Americans Still Hanging on By Running Up Their Credit Cards
In July, the mainstream financial media breathlessly reported that consumer spending was “holding up” based on better-than-expected retail sales. But how did consumers manage to spend all of that money?
They borrowed it.
After a pause in June, American consumers went back to charging up their credit cards in July.
Meanwhile, borrowing for big-ticket items fell into the basement in July. This is a recession warning sign.
Americans added another $10.4 billion in consumer debt in July, according to the latest data from the Federal Reserve. They now owe a record $4.98 trillion in consumer debt.
On an annual basis, consumer debt rose by 2.5% in July.
The Federal Reserve consumer debt figures include credit card debt, student loans, and auto loans, but do not factor in mortgage debt. When you include mortgages, US households are buried under a record level of debt. Household debt cracked $17 trillion for the first time ever in the first quarter of this year.
In June, Americans paused credit card purchases with revolving debt contracting slightly. But that appears to have been an anomaly. Revolving debt, primarily made up of credit card balances, jumped by $9.6 billion. That was a 9.2% annual increase. Americans now owe $1.27 trillion in revolving credit.
The bigger problem is the double whammy of rising debt and rising interest rates. Average credit card interest rates eclipsed the previous record high of 17.87% months ago. The average annual percentage rate (APR) currently stands at 20.68%.
Consumers typically pay down credit card debt during the first quarter of the year. In Q1 2023, credit card debt remained basically unchanged. The annual payoff never happened.
According to a JD Power survey, 51% of US credit cardholders now carry revolving debt, and the number of accounts past due by one cycle has increased by 42.6% over the last two years. Delinquencies have crept up to the highest level since 2017.
While Americans are continuing to spend money on everyday purchases using credit cards, borrowing for big-ticket items such as automobiles has tanked in recent months. Non-revolving credit, including student loans, auto loans and borrowing for other big-ticket items, rose by just $773 million in July, a paltry 0.2% annual increase.
On average, non-revolving debt has increased by 5% on an annual basis.
The plunge in non-revolving credit indicates that consumers have cut back spending on big-ticket items. That could signal that the economy is slipping toward a recession.
Nevertheless, spiking interest rates are not slowing down credit card borrowing. That’s likely because people simply don’t have a choice.

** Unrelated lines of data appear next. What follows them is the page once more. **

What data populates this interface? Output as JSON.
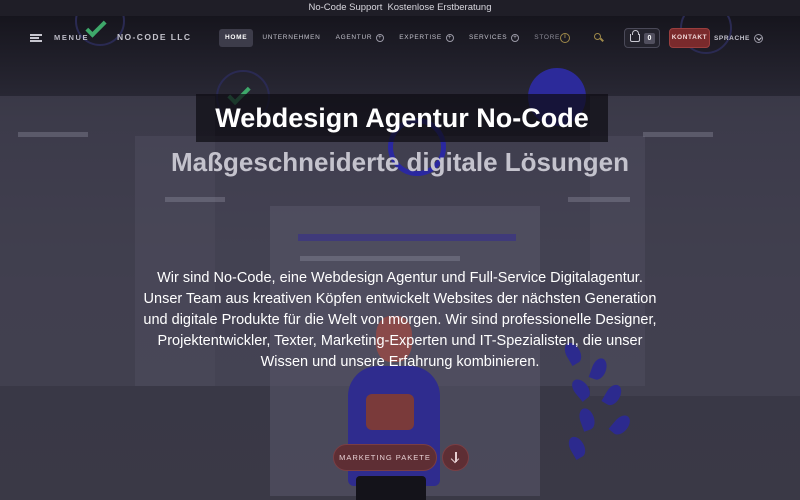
{
  "topbar": {
    "support": "No-Code Support",
    "consult": "Kostenlose Erstberatung"
  },
  "nav": {
    "menu_label": "MENUE",
    "brand": "NO-CODE LLC",
    "items": [
      {
        "label": "HOME",
        "active": true,
        "has_plus": false
      },
      {
        "label": "UNTERNEHMEN",
        "active": false,
        "has_plus": false
      },
      {
        "label": "AGENTUR",
        "active": false,
        "has_plus": true
      },
      {
        "label": "EXPERTISE",
        "active": false,
        "has_plus": true
      },
      {
        "label": "SERVICES",
        "active": false,
        "has_plus": true
      },
      {
        "label": "STORE",
        "active": false,
        "has_plus": false
      }
    ],
    "cart_count": "0",
    "contact_label": "KONTAKT",
    "language_label": "SPRACHE"
  },
  "hero": {
    "title": "Webdesign Agentur No-Code",
    "subtitle": "Maßgeschneiderte digitale Lösungen",
    "body": "Wir sind No-Code, eine Webdesign Agentur und Full-Service Digitalagentur. Unser Team aus kreativen Köpfen entwickelt Websites der nächsten Generation und digitale Produkte für die Welt von morgen. Wir sind professionelle Designer, Projektentwickler, Texter, Marketing-Experten und IT-Spezialisten, die unser Wissen und unsere Erfahrung kombinieren.",
    "cta_label": "MARKETING PAKETE"
  },
  "colors": {
    "accent": "#7a2a2c",
    "background": "#2c2b38",
    "info": "#a08a4a",
    "illustration": "#2c2a9a"
  },
  "icons": [
    "hamburger-icon",
    "info-icon",
    "search-icon",
    "basket-icon",
    "chevron-down-icon",
    "arrow-down-icon"
  ]
}
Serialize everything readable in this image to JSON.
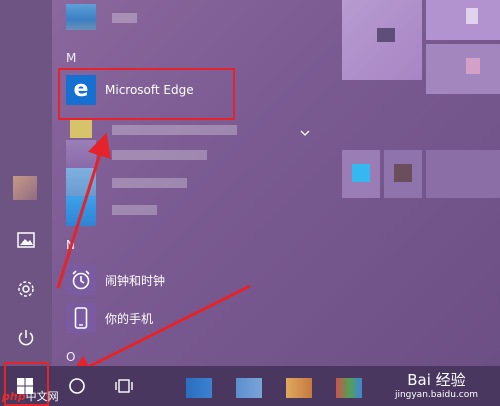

Federal Reserve rate hikes theoretically slow down borrowing and cool demand. But while people can cut discretionary spending, the average person can’t just stop buying groceries or filling up their gas tanks. If prices are rising faster than incomes, people have to turn to credit cards, no matter how high the interest rates climb.
As JD Power analysts made this very point.
The pandemic-era savings cushions are gone, the economy is shaky and consumers are leaning more heavily than ever on their credit cards to cover day-to-day expenses. Consumers are using their cards for a lot of everyday purchases. Grocery shopping is the lead purchase type that consumers say they are making.”
Americans have also blown through their savings to make ends meet. Aggregate savings peaked at $2.1 trillion in August 2021. As of June, the San Francisco Fed estimated that aggregate savings had dropped to $190 billion.
In other words, Americans have blown through $1.9 trillion in savings in just two years.
Even the mainstream is starting to recognize this isn’t a sustainable trajectory. Bloomberg reported, “Despite persistent inflation and high interest rates, consumer spending has remained resilient and helped power the economy. Some have resorted to credit cards and savings to do so, but with savings shrinking and delinquencies on the rise, some economists doubt the current spending momentum is sustainable.”
Student loan repayment is scheduled to restart in October. That is going to put even more strain on debt-saddled consumers.
As Peter Schiff recently pointed out in a tweet, the fact that Americans continued to run up credit card debt despite high interest rates shows the Fed is not winning the inflation fight.
Surging credit card debt and plunging savings prove the #Fed lost the #inflation fight. To win, the Fed must reduce consumer spending and increase savings. The rate hikes only helped lower the #CPI because they strengthened the dollar. A weakening dollar will reverse those gains.
— Peter Schiff (@PeterSchiff) August 14, 2023
The bottom line is that Americans turned to credit cards because they didn’t have any other way to make ends meet. People don’t run up their Visa balance month after month to buy groceries when they are in “very strong” financial shape. The stimulus checks are long gone. Savings are being depleted. The average person had no choice but to pull out the plastic if they wanted to maintain their standard of living. Of course, this never was a sustainable trajectory. A credit card has this inconvenient thing called a limit.